Via Ken Macleod, Pippa Goldsmith of the genomics forum has launched a competition for short stories concerning genetics themes:
Can we truly control our behaviour and exercise free will if our genetic makeup influences our behaviour and the choices we make in life?
Can we blame crime on genes? Who should hold information about our genes? Who should have access to it? What should be the priority, public safety or personal freedoms?
Can an understanding of genes help feed people in developing countries? Do the advantages outweigh the risks?
Max 3000 words, closing data 31st March, £500 first prize – check it out.
[image from Winfairy on flickr]
The ever-interesting Yorkshire Ranter makes a good point (nearly a month ago, but nevertheless…) that certain elements of retail behemoth Tesco’s logistical setup bear a theoretical resemblance to Soviet-style command economies:
An unremarked-on aspect of the 1.5% interest rate cut last week. Namely, are we already living in a near-real time planned economy, as Stafford Beer foresaw? It sounds like I must be joking. But how else are we to interpret Sir Terry Leahy’s trip to see the Bank of England and the Treasury? Tesco boasts that one in every eight pounds spent in the UK passes through its tills; this bit is always in the papers. They rarely mention their huge management-information system, except to the trade.
If you wanted close to real-time information about the consumer economy, I can’t think of anything that would work better.
It’s quite a leap of the imagination, but this segues very nicely with Ken MacLeod’s recent comment on the future of IT security. MacLeod suggests that we are seeing a move in politics away from decentralised, bottom-up, market-based solutions and towards centralised, top-down, state-based solutions:

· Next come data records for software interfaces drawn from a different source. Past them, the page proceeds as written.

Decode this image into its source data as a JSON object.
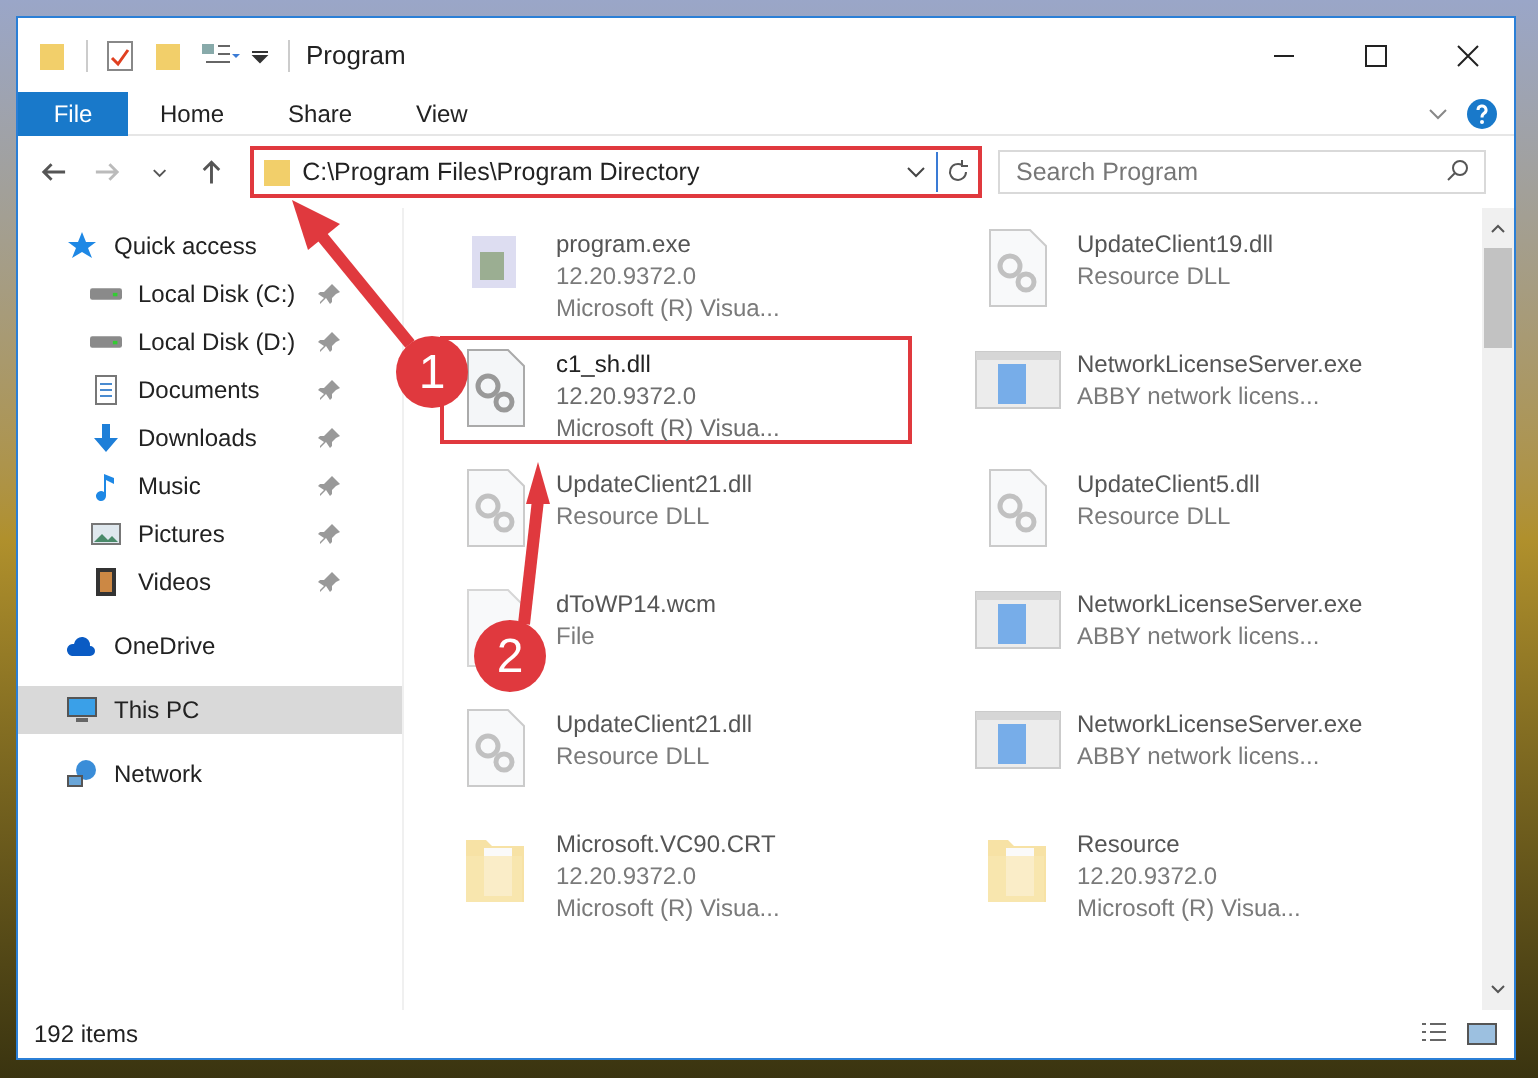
{
  "window": {
    "title": "Program"
  },
  "ribbon_tabs": [
    {
      "label": "File",
      "selected": true
    },
    {
      "label": "Home",
      "selected": false
    },
    {
      "label": "Share",
      "selected": false
    },
    {
      "label": "View",
      "selected": false
    }
  ],
  "address_bar": {
    "path": "C:\\Program Files\\Program Directory",
    "highlighted": true
  },
  "search": {
    "placeholder": "Search Program"
  },
  "navigation": [
    {
      "label": "Quick access",
      "kind": "quick",
      "selected": false,
      "children": [
        {
          "label": "Local Disk (C:)",
          "kind": "disk",
          "selected": false,
          "pinned": true
        },
        {
          "label": "Local Disk (D:)",
          "kind": "disk",
          "selected": false,
          "pinned": true
        },
        {
          "label": "Documents",
          "kind": "documents",
          "selected": false,
          "pinned": true
        },
        {
          "label": "Downloads",
          "kind": "downloads",
          "selected": false,
          "pinned": true
        },
        {
          "label": "Music",
          "kind": "music",
          "selected": false,
          "pinned": true
        },
        {
          "label": "Pictures",
          "kind": "pictures",
          "selected": false,
          "pinned": true
        },
        {
          "label": "Videos",
          "kind": "videos",
          "selected": false,
          "pinned": true
        }
      ]
    },
    {
      "label": "OneDrive",
      "kind": "cloud",
      "selected": false
    },
    {
      "label": "This PC",
      "kind": "pc",
      "selected": true
    },
    {
      "label": "Network",
      "kind": "network",
      "selected": false
    }
  ],
  "files": [
    {
      "name": "program.exe",
      "lines": [
        "12.20.9372.0",
        "Microsoft (R) Visua..."
      ],
      "kind": "exe",
      "highlighted": false
    },
    {
      "name": "UpdateClient19.dll",
      "lines": [
        "Resource DLL"
      ],
      "kind": "dll",
      "highlighted": false
    },
    {
      "name": "c1_sh.dll",
      "lines": [
        "12.20.9372.0",
        "Microsoft (R) Visua..."
      ],
      "kind": "dll",
      "highlighted": true
    },
    {
      "name": "NetworkLicenseServer.exe",
      "lines": [
        "ABBY network licens..."
      ],
      "kind": "app",
      "highlighted": false
    },
    {
      "name": "UpdateClient21.dll",
      "lines": [
        "Resource DLL"
      ],
      "kind": "dll",
      "highlighted": false
    },
    {
      "name": "UpdateClient5.dll",
      "lines": [
        "Resource DLL"
      ],
      "kind": "dll",
      "highlighted": false
    },
    {
      "name": "dToWP14.wcm",
      "lines": [
        "File"
      ],
      "kind": "blank",
      "highlighted": false
    },
    {
      "name": "NetworkLicenseServer.exe",
      "lines": [
        "ABBY network licens..."
      ],
      "kind": "app",
      "highlighted": false
    },
    {
      "name": "UpdateClient21.dll",
      "lines": [
        "Resource DLL"
      ],
      "kind": "dll",
      "highlighted": false
    },
    {
      "name": "NetworkLicenseServer.exe",
      "lines": [
        "ABBY network licens..."
      ],
      "kind": "app",
      "highlighted": false
    },
    {
      "name": "Microsoft.VC90.CRT",
      "lines": [
        "12.20.9372.0",
        "Microsoft (R) Visua..."
      ],
      "kind": "folder",
      "highlighted": false
    },
    {
      "name": "Resource",
      "lines": [
        "12.20.9372.0",
        "Microsoft (R) Visua..."
      ],
      "kind": "folder",
      "highlighted": false
    }
  ],
  "status_bar": {
    "item_count": "192 items"
  },
  "annotations": [
    {
      "label": "1"
    },
    {
      "label": "2"
    }
  ]
}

What if right now, we’re at a moment when trends that looked inexorable have reached a turning point? What if the common sense of the age is about to flip from free-market capitalism to state-regulated capitalism? Of course, turning that into actual policy won’t happen overnight, or smoothly – too much political legacy code – but if it does happen then over the next ten years or so we’ll be in an age of big government projects, some sort of new New Deal. We’d find ourselves back in the day before yesterday‘s tomorrow.
Further reading with decidedly SFnal tones includes operations systems specialist Stafford Beer‘s Project Cybersyn for the Chilean government and the USSR’s five year plans.
[image from kevindooley on flickr]
Quite old, but still relevant, here is an exerpt from a brief comment by author Ken MacLeod on the “new enlightenment” and the divisive debate surrounding global warming and environmentalism:
In science fiction, the key challenge is thinking about questions of the future. Some of the tools we have for thinking are broken or blunted. The climate change issue is a good example.
It’s difficult for the informed lay person even to decide if there’s a problem or not. The difficulty lies not in the complexity of the science, but in the subversion of the institutions of science, communication and democracy.
The role of the interest groups involved, whether it’s the energy corporations or the environmental campaigners, has been to accuse the other side of doing what the other side accuses them of doing – namely, subversion.
MacLeod may not be a climatologist but he makes a good point about the basic nature of the argument.
[image from geraintwn on flickr]
If you’re looking for an intelligent contemporary science fiction novel that keeps focused on the near-future, you could do far worse than grab a copy of The Night Sessions, the new book from Ken MacLeod.
There’ll be a review here at Futurismic fairly soon, but in the meantime MacLeod‘s publishers Orbit have a brief blog post where he delivers the “elevator pitch” for The Night Sessions:
The Night Sessions is a crime novel set in 2037. It’s also an SF novel that asks the question: what if we finally got fed up with the influence of religion on politics, education, and law, and decided to drive it out of these areas for good?
They’ve also provided a hefty opening section of The Night Sessions as a free-to-read extract. Go read it, then come back and tell us what you think in the comments.